*** Begin section ***

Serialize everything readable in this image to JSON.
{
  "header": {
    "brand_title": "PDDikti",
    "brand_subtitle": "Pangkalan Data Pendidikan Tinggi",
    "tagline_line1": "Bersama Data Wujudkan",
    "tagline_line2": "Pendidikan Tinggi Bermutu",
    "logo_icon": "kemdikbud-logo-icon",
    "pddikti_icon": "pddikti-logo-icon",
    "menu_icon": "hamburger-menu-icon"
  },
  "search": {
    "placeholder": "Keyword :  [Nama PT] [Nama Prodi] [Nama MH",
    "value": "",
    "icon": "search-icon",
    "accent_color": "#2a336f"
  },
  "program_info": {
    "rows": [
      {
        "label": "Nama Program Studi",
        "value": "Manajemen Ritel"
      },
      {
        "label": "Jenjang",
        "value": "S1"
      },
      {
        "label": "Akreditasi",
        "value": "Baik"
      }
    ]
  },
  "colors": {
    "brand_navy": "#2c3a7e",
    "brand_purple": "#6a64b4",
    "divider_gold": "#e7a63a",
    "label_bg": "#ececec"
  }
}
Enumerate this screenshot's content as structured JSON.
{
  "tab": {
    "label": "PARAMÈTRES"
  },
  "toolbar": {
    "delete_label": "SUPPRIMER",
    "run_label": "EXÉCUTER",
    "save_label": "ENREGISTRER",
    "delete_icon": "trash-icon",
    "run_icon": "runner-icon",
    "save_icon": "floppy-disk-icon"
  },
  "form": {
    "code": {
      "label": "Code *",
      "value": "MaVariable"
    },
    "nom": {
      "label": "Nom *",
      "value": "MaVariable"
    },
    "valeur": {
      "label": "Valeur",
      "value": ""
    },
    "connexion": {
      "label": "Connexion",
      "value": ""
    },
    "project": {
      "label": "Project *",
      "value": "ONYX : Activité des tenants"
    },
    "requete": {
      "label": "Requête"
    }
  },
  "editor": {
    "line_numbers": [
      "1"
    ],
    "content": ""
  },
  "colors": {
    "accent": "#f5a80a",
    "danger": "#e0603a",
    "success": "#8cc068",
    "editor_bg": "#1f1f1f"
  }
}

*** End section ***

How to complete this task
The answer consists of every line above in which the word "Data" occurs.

Output for this task
    "brand_subtitle": "Pangkalan Data Pendidikan Tinggi",
    "tagline_line1": "Bersama Data Wujudkan",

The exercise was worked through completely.